Hot Club of Cowtown is ultrahot

Johnny D's, Somerville, Mass., April 29, 1999

By Jeffrey B. Remz

SOMERVILLE, MA - Last time around - Halloween 1998 - when the Hot Club of Cowtown came to town, they opened for Sleep LaBeef and even earned an encore.

This time around, the western swing/jazz trio drew a healthy crowd as headliners, underscoring why their initial success was warranted.

First off is the music. HCOC - lead singer, guitarist Whit Smith, fiddler Elana Fremerman and upright bassist Billy Horton - seemed to have earned high marks from Bob Wills University, maybe even phDs.

All seem well steeped in the father of western swing. The group played a number of Wills-identified songs, including "Ida Red," "Take Me Back to Tulsa" and "Deep Water."

There is a real bouncy, upbeat bent to the musical proceedings , and Smith, Fremerman and Horton all can play.

Sitting in center stage, Smith's playing was understated, but that doesn't mean it wasn't powerful. He had numerous lighting quick, often steely runs inthe Speedy West/Jimmy Bryant style without ever showing off. He was equally adept at taking it down a notch too (Cindy Walker's "It's All Your Fault," which was recorded by Wills).

Fremerman's fiddle playing was spirited in both sets with Berklee School of Music department head Matt Glaser helping out as well for a powerful double fiddle attack. Frederman really made the fiddle sing.

Horton was more in the background on bass, but he kept a steady rhythm going.

Often within the same song, each member would be featured, but the tightness of the group (even without using a set list) easily supported the musical handoffs.

Smith handled most of the singing chores without any problem, though Horton (particularly cute on "Rag Mop" with Smith and Fremerman doing backup vocals) and Fremerman also sang a few songs apiece. Fremerman seemed to lack the confidence of her band-mates in being out front. But the ability to have three vocalists kept the proceedings even more interesting before an appreciative, enthusiastic crowd.

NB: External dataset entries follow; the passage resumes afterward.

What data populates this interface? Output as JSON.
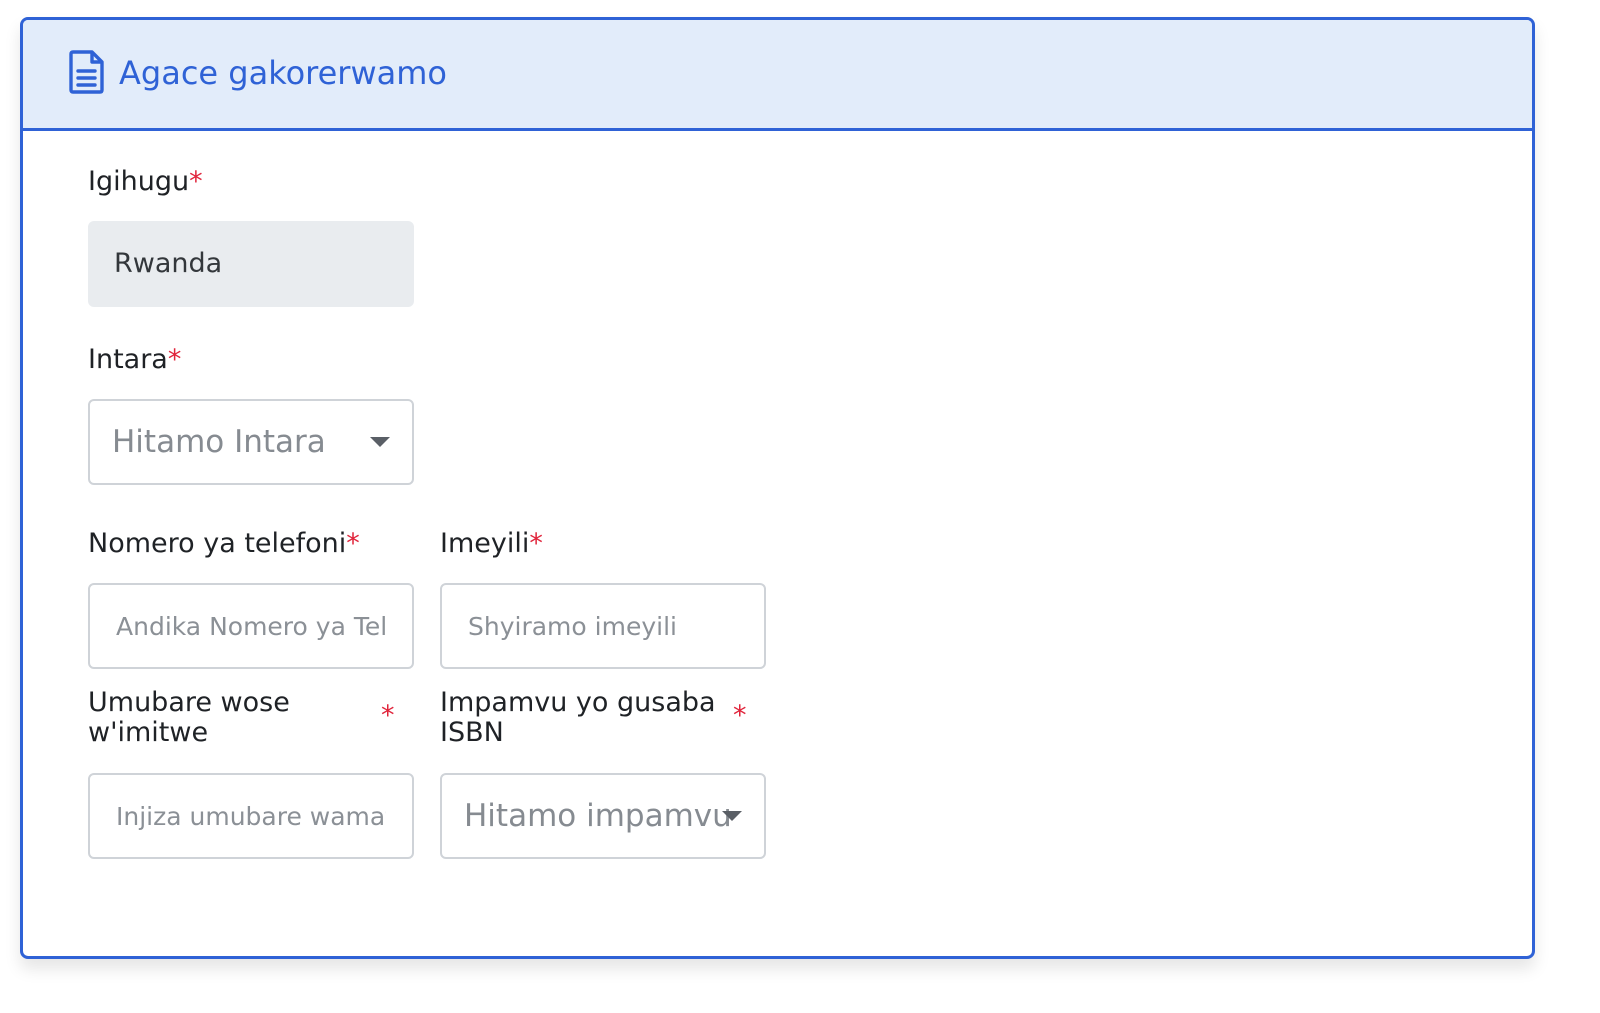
{
  "section": {
    "title": "Agace gakorerwamo",
    "icon": "document-icon",
    "accent_color": "#2f62d6",
    "header_bg": "#e2ecfa"
  },
  "required_marker": "*",
  "fields": {
    "country": {
      "label": "Igihugu",
      "value": "Rwanda"
    },
    "province": {
      "label": "Intara",
      "placeholder": "Hitamo Intara"
    },
    "phone": {
      "label": "Nomero ya telefoni",
      "placeholder": "Andika Nomero ya Telefoni"
    },
    "email": {
      "label": "Imeyili",
      "placeholder": "Shyiramo imeyili"
    },
    "titles_count": {
      "label": "Umubare wose w'imitwe",
      "placeholder": "Injiza umubare wamatwe"
    },
    "isbn_reason": {
      "label": "Impamvu yo gusaba ISBN",
      "placeholder": "Hitamo impamvu"
    }
  }
}
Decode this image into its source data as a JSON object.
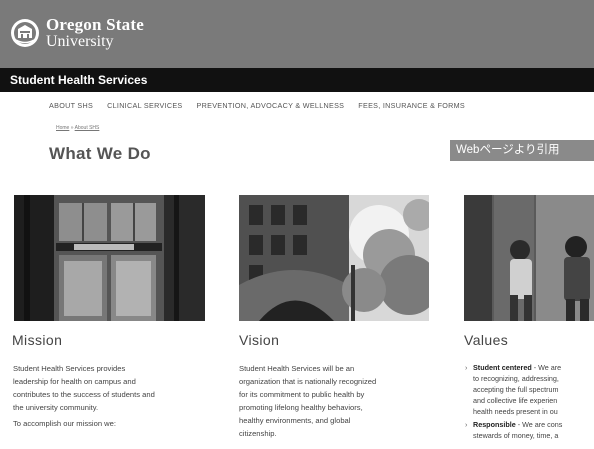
{
  "header": {
    "logo_line1": "Oregon State",
    "logo_line2": "University",
    "unit_title": "Student Health Services"
  },
  "nav": {
    "items": [
      "ABOUT SHS",
      "CLINICAL SERVICES",
      "PREVENTION, ADVOCACY & WELLNESS",
      "FEES, INSURANCE & FORMS"
    ]
  },
  "breadcrumb": {
    "home": "Home",
    "separator": " » ",
    "current": "About SHS"
  },
  "page_title": "What We Do",
  "caption": "Webページより引用",
  "columns": {
    "mission": {
      "title": "Mission",
      "text": [
        "Student Health Services provides",
        "leadership for health on campus and",
        "contributes to the success of students and",
        "the university community."
      ],
      "extra": "To accomplish our mission we:"
    },
    "vision": {
      "title": "Vision",
      "text": [
        "Student Health Services will be an",
        "organization that is nationally recognized",
        "for its commitment to public health by",
        "promoting lifelong healthy behaviors,",
        "healthy environments, and global",
        "citizenship."
      ]
    },
    "values": {
      "title": "Values",
      "items": [
        {
          "head": "Student centered",
          "lines": [
            " - We are",
            "to recognizing, addressing,",
            "accepting the full spectrum",
            "and collective life experien",
            "health needs present in ou"
          ]
        },
        {
          "head": "Responsible",
          "lines": [
            " - We are cons",
            "stewards of money, time, a"
          ]
        }
      ]
    }
  }
}
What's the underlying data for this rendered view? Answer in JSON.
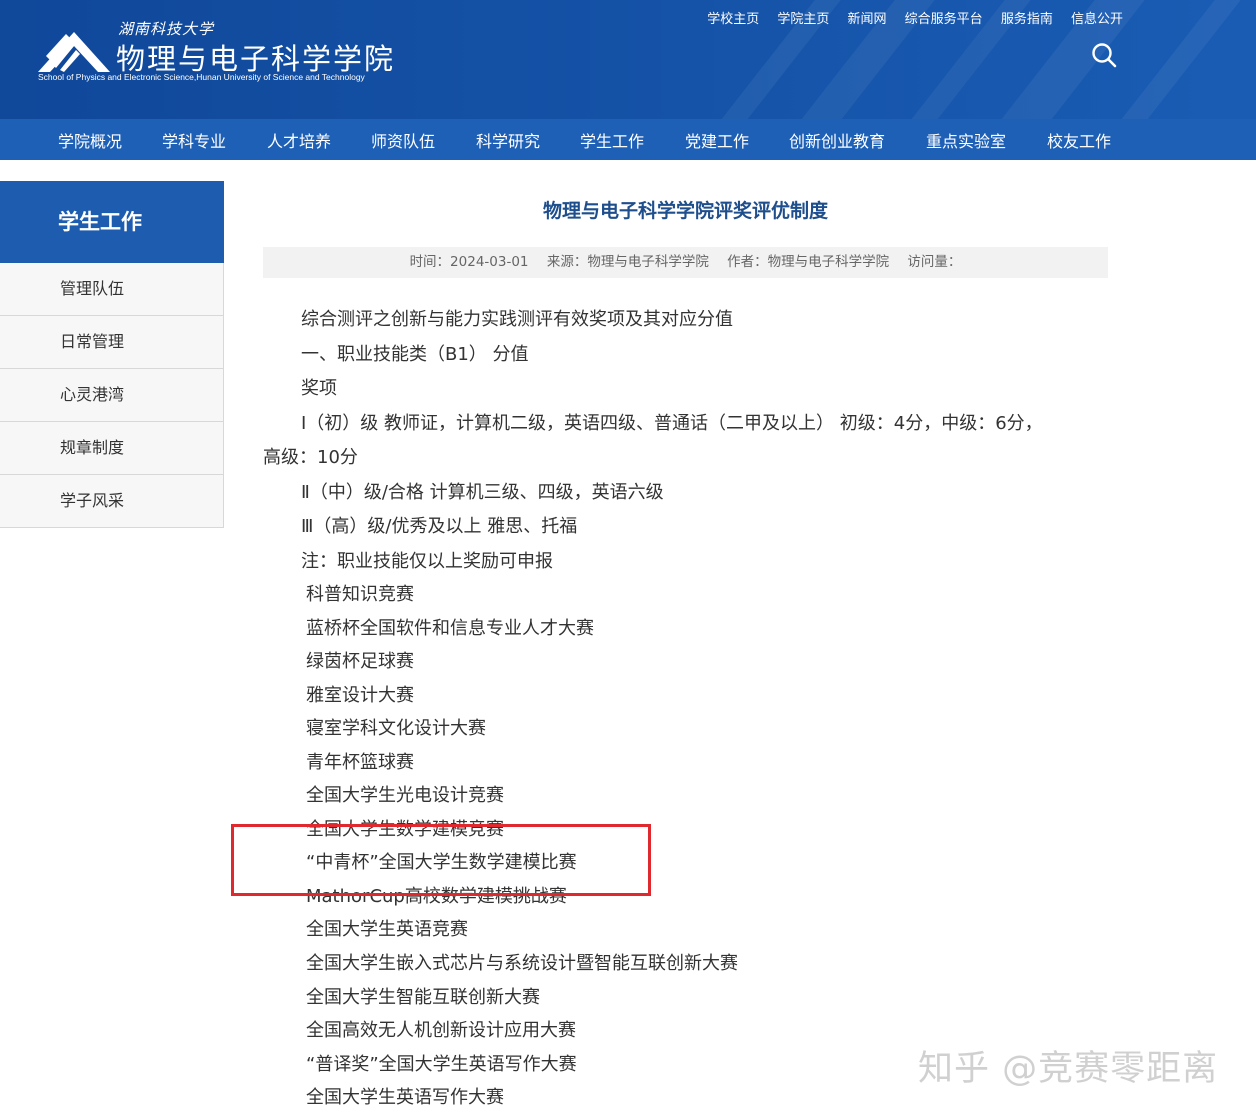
{
  "header": {
    "univ_name": "湖南科技大学",
    "college_name": "物理与电子科学学院",
    "college_name_en": "School of Physics and Electronic Science,Hunan University of Science and Technology",
    "top_links": [
      "学校主页",
      "学院主页",
      "新闻网",
      "综合服务平台",
      "服务指南",
      "信息公开"
    ]
  },
  "nav": {
    "items": [
      "学院概况",
      "学科专业",
      "人才培养",
      "师资队伍",
      "科学研究",
      "学生工作",
      "党建工作",
      "创新创业教育",
      "重点实验室",
      "校友工作"
    ]
  },
  "sidebar": {
    "title": "学生工作",
    "items": [
      "管理队伍",
      "日常管理",
      "心灵港湾",
      "规章制度",
      "学子风采"
    ]
  },
  "article": {
    "title": "物理与电子科学学院评奖评优制度",
    "meta": {
      "time": "时间：2024-03-01",
      "source": "来源：物理与电子科学学院",
      "author": "作者：物理与电子科学学院",
      "views": "访问量："
    },
    "paragraphs": [
      "综合测评之创新与能力实践测评有效奖项及其对应分值",
      "一、职业技能类（B1）  分值",
      "奖项",
      "Ⅰ（初）级 教师证，计算机二级，英语四级、普通话（二甲及以上） 初级：4分，中级：6分，",
      "高级：10分",
      "Ⅱ（中）级/合格 计算机三级、四级，英语六级",
      "Ⅲ（高）级/优秀及以上 雅思、托福",
      "注：职业技能仅以上奖励可申报"
    ],
    "competitions": [
      "科普知识竞赛",
      "蓝桥杯全国软件和信息专业人才大赛",
      "绿茵杯足球赛",
      "雅室设计大赛",
      "寝室学科文化设计大赛",
      "青年杯篮球赛",
      "全国大学生光电设计竞赛",
      "全国大学生数学建模竞赛",
      "“中青杯”全国大学生数学建模比赛",
      "MathorCup高校数学建模挑战赛",
      "全国大学生英语竞赛",
      "全国大学生嵌入式芯片与系统设计暨智能互联创新大赛",
      "全国大学生智能互联创新大赛",
      "全国高效无人机创新设计应用大赛",
      "“普译奖”全国大学生英语写作大赛",
      "全国大学生英语写作大赛"
    ]
  },
  "watermark": "知乎 @竞赛零距离",
  "colors": {
    "header_bg": "#1553a8",
    "nav_bg": "#1e60b6",
    "sidebar_title_bg": "#1e5cb0",
    "title_color": "#1e4e8c",
    "highlight_box": "#e0282f"
  }
}
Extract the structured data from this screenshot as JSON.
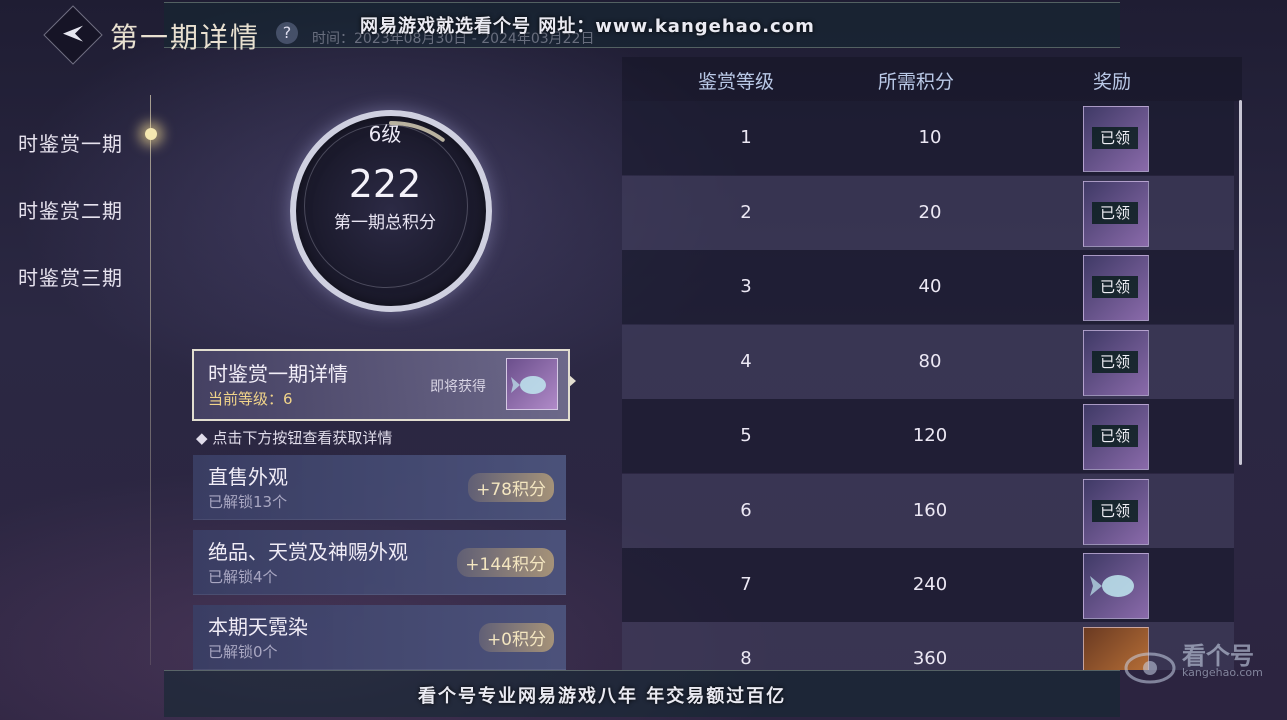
{
  "header": {
    "title": "第一期详情",
    "help": "?",
    "time_text": "时间：2023年08月30日 - 2024年03月22日",
    "watermark": "网易游戏就选看个号  网址：www.kangehao.com"
  },
  "sidebar": {
    "items": [
      {
        "label": "时鉴赏一期"
      },
      {
        "label": "时鉴赏二期"
      },
      {
        "label": "时鉴赏三期"
      }
    ]
  },
  "summary": {
    "level_label": "6级",
    "level_progress": 0.1,
    "score": "222",
    "score_label": "第一期总积分"
  },
  "detail_card": {
    "title": "时鉴赏一期详情",
    "current_level": "当前等级：6",
    "obtain_label": "即将获得"
  },
  "hint": "点击下方按钮查看获取详情",
  "categories": [
    {
      "title": "直售外观",
      "sub": "已解锁13个",
      "points": "+78积分"
    },
    {
      "title": "绝品、天赏及神赐外观",
      "sub": "已解锁4个",
      "points": "+144积分"
    },
    {
      "title": "本期天霓染",
      "sub": "已解锁0个",
      "points": "+0积分"
    }
  ],
  "table": {
    "headers": [
      "鉴赏等级",
      "所需积分",
      "奖励"
    ],
    "rows": [
      {
        "level": "1",
        "points": "10",
        "claimed": "已领"
      },
      {
        "level": "2",
        "points": "20",
        "claimed": "已领"
      },
      {
        "level": "3",
        "points": "40",
        "claimed": "已领"
      },
      {
        "level": "4",
        "points": "80",
        "claimed": "已领"
      },
      {
        "level": "5",
        "points": "120",
        "claimed": "已领"
      },
      {
        "level": "6",
        "points": "160",
        "claimed": "已领"
      },
      {
        "level": "7",
        "points": "240",
        "claimed": ""
      },
      {
        "level": "8",
        "points": "360",
        "claimed": ""
      }
    ]
  },
  "footer": {
    "watermark": "看个号专业网易游戏八年  年交易额过百亿",
    "logo_main": "看个号",
    "logo_sub": "kangehao.com"
  },
  "colors": {
    "accent_gold": "#f1d48a",
    "header_blue": "#b9c8e6"
  }
}
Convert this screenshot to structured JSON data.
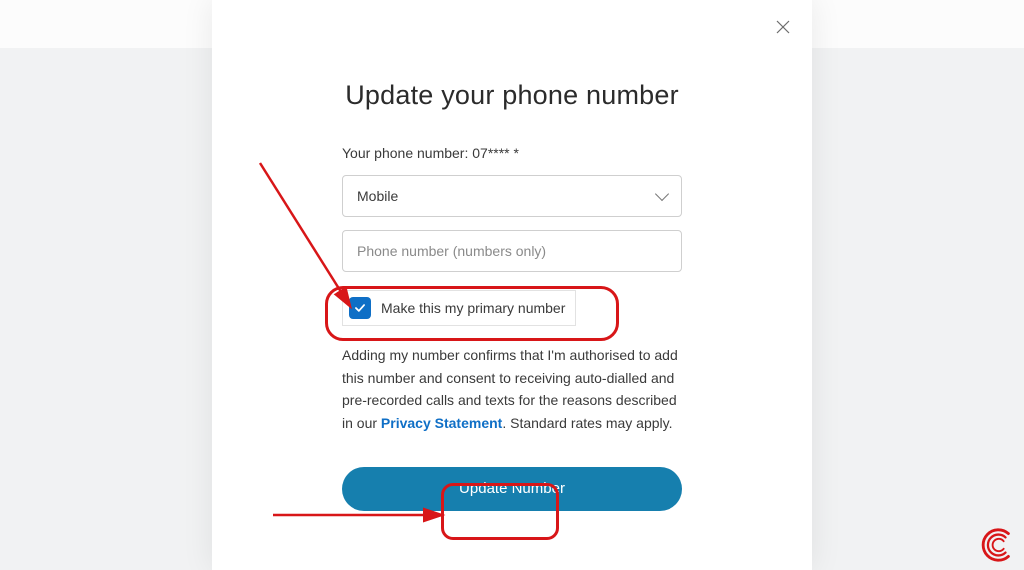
{
  "modal": {
    "title": "Update your phone number",
    "masked_label": "Your phone number: 07**** *",
    "phone_type": {
      "selected": "Mobile"
    },
    "phone_input": {
      "value": "",
      "placeholder": "Phone number (numbers only)"
    },
    "primary_checkbox": {
      "checked": true,
      "label": "Make this my primary number"
    },
    "disclaimer": {
      "pre": "Adding my number confirms that I'm authorised to add this number and consent to receiving auto-dialled and pre-recorded calls and texts for the reasons described in our ",
      "link": "Privacy Statement",
      "post": ". Standard rates may apply."
    },
    "submit_label": "Update Number"
  }
}
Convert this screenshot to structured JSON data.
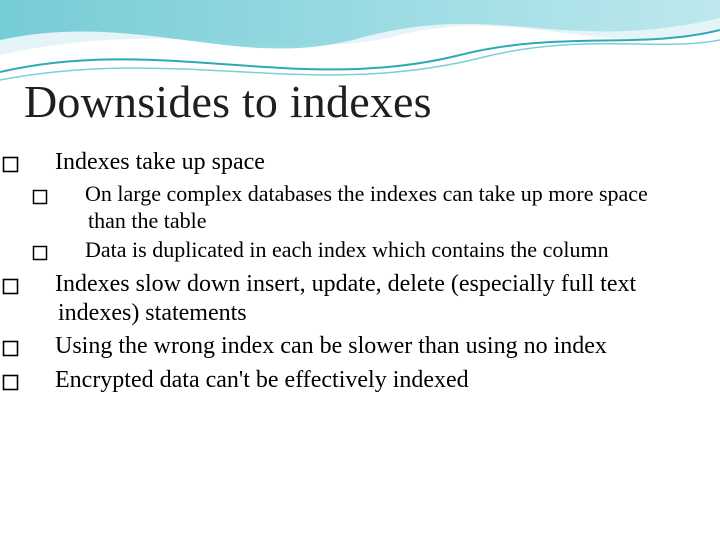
{
  "slide": {
    "title": "Downsides to indexes",
    "bullets": [
      {
        "level": 1,
        "text": "Indexes take up space"
      },
      {
        "level": 2,
        "text": "On large complex databases the indexes can take up more space than the table"
      },
      {
        "level": 2,
        "text": "Data is duplicated in each index which contains the column"
      },
      {
        "level": 1,
        "text": "Indexes slow down insert, update, delete (especially full text indexes) statements"
      },
      {
        "level": 1,
        "text": "Using the wrong index can be slower than using no index"
      },
      {
        "level": 1,
        "text": "Encrypted data can't be effectively indexed"
      }
    ]
  },
  "theme": {
    "wave_color_1": "#3fb8c7",
    "wave_color_2": "#8fd9e4",
    "wave_color_3": "#d7f0f4",
    "title_color": "#1f1f1f"
  }
}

Hot Club of Cowtown is a well-deserved moniker no matter what town they happen to playing in.